Step #9 – Begin Attending Fellowship Meetings
Beyond professional help, many people who are married to addicts ease their loneliness and sense of isolation by attending 12-Step support meetings. When you hear other people relating their stories that are so much like your own, you will be able to draw strength and inspiration from other people in your same situation. Some support groups that may be in your area are:
- Open Alcoholics Anonymous and Narcotics Anonymous meetings
- Celebrate Recovery
Step #10 – Create A Relapse Response
Although it is not quite absolute to state “relapse happens”, it is common enough that you can best protect yourself by being prepared for the possibility.
- Open your own banking account and put money in that you can draw upon if needed
- Have a backup plan where you can temporarily put some space between your spouse and your family, if necessary – a friend’s house, a shelter, etc.
- Get legal help – Protect yourself and your children – Protective Orders, Custody Agreements, etc.
- Safeguard your joint assets – be prepared to move money between accounts, if necessary
- Have a phone list ready for people that you may need to call – sponsors, family members, coworkers, etc.
- Be prepared to send your spouse right back to treatment
Supporting Your Partner Through Recovery
It might be hard for you to believe, but your partner or spouse decided to go to recovery. This is certainly a time for celebration, but first, you need to take a step back. Your job is now to support him or her as much as you possibly can. There are several steps you should take to ensure that you are.
Step #1: Take Care of YOU

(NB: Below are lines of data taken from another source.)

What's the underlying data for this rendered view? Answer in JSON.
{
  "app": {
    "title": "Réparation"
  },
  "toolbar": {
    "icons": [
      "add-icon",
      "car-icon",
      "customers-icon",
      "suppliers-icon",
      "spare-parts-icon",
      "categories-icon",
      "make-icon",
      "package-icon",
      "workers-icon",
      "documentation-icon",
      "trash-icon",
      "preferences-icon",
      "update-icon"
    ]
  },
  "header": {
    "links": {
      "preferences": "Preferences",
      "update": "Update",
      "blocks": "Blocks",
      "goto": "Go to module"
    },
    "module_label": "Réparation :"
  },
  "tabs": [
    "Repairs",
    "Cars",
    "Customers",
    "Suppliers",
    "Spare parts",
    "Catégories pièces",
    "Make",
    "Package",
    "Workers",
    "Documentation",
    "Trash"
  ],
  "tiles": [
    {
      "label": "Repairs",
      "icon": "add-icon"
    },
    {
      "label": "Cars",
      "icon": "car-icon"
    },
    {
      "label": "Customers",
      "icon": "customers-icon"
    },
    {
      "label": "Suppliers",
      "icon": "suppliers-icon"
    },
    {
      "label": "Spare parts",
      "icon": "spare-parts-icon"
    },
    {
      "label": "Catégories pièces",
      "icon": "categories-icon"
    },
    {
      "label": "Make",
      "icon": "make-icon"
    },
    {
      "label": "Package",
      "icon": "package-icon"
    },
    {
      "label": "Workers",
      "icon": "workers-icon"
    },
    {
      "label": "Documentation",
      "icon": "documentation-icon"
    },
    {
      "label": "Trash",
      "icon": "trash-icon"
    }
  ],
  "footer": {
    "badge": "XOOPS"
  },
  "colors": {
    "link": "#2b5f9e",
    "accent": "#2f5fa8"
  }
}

How long has it been since you sincerely took care of yourself? Maybe you used to love to get your nails done, but you couldn’t afford it until now. Or, perhaps you used to spend a lot of weekends fishing with the guys, but you had to stop. It’s time for you to re-think the way you’ve been living.

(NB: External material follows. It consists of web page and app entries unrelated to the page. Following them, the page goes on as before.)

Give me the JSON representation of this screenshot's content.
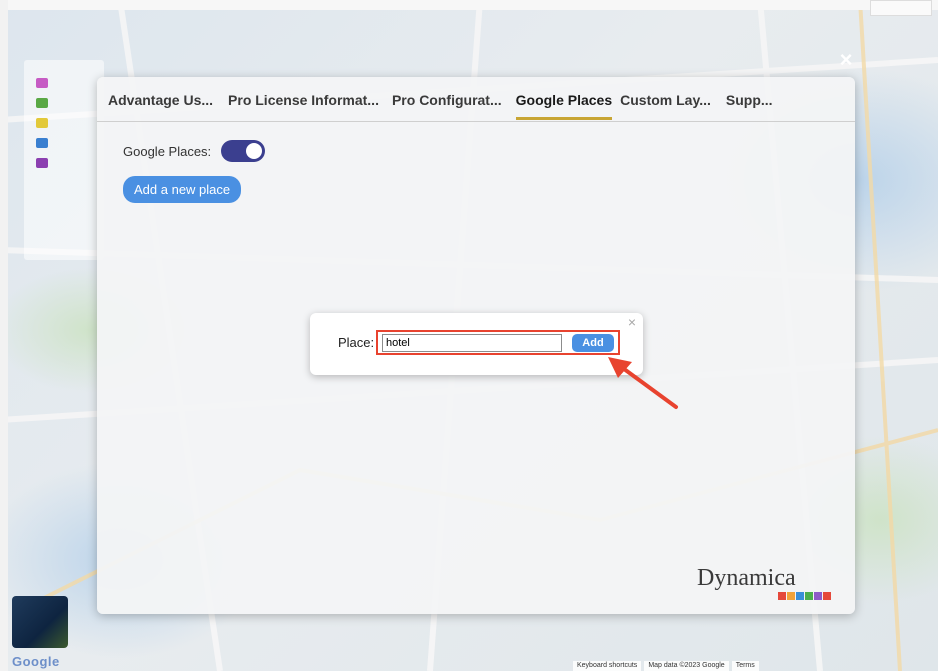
{
  "overlay": {
    "close_glyph": "×"
  },
  "tabs": [
    {
      "label": "Advantage Us...",
      "active": false
    },
    {
      "label": "Pro License Informat...",
      "active": false
    },
    {
      "label": "Pro Configurat...",
      "active": false
    },
    {
      "label": "Google Places",
      "active": true
    },
    {
      "label": "Custom Lay...",
      "active": false
    },
    {
      "label": "Supp...",
      "active": false
    }
  ],
  "google_places": {
    "toggle_label": "Google Places:",
    "enabled": true,
    "add_button": "Add a new place"
  },
  "dialog": {
    "close_glyph": "×",
    "label": "Place:",
    "input_value": "hotel",
    "add_button": "Add"
  },
  "brand": {
    "name": "Dynamica"
  },
  "map": {
    "logo": "Google",
    "attribution": [
      "Keyboard shortcuts",
      "Map data ©2023 Google",
      "Terms"
    ]
  },
  "colors": {
    "accent": "#4a90e2",
    "toggle_on": "#3b3f8f",
    "active_tab_underline": "#c8a534",
    "highlight": "#e8432f"
  }
}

You won’t be any good to anyone if you’re not taking care of yourself. Start to do that right now. If you’ve let old hobbies fall by the wayside, pick them back up again. Do you what you need to do to love yourself. It’s not selfish. In fact, it’s one of the most unselfish things you can do.

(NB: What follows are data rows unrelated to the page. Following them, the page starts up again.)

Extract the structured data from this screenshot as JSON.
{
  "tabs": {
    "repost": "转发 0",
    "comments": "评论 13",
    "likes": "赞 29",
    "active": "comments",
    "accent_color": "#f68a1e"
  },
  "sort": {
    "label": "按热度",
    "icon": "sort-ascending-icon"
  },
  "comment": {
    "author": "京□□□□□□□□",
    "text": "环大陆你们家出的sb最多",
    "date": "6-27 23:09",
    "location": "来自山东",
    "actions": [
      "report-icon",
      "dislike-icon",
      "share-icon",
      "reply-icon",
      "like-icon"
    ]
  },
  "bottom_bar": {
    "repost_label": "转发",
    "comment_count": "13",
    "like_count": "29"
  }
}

Step #2: Vow to Stop Blaming
Blaming your partner for his or her addiction isn’t going to get you anywhere. Actually, it will only serve to make the situation much worse. It’s time to stop placing blame. There really is no one to blame but the addiction itself. You should know that it can happen to anyone.
Step #3: Find Ways to Connect With Others in Your Situation
You’ve been through a terrible situation, and maybe it’s been years since life seemed normal. It’s important for you to connect with others who can share in your experiences. Joining an Al-Anon group near you is a great first step. You’ll get to meet others and learn from what they’ve been through as well. It can be so helpful to share your story with others. Sometimes it helps just to be able to talk about how you feel among a caring group of people who understand.
Step #4: Build Your Own Life
As hard as it may be, it’s important for you to cultivate your own interests. For the longest time, your life has revolved around your addicted spouse. They dictated everything you did. That has to change, and this goes along with the first step very well.
Step #5: Rebuild Trust With Caution
This experience has taught you a lot, but you have to learn how to trust again. That doesn’t mean that you don’t use caution. You do need to use caution because you may be the only person able to detect a relapse. Still, give your partner the benefit of the doubt.
Being married to an active substance abuser can be chaotic and stressful, but with timely intervention and effective treatment there is hope and recovery for you all.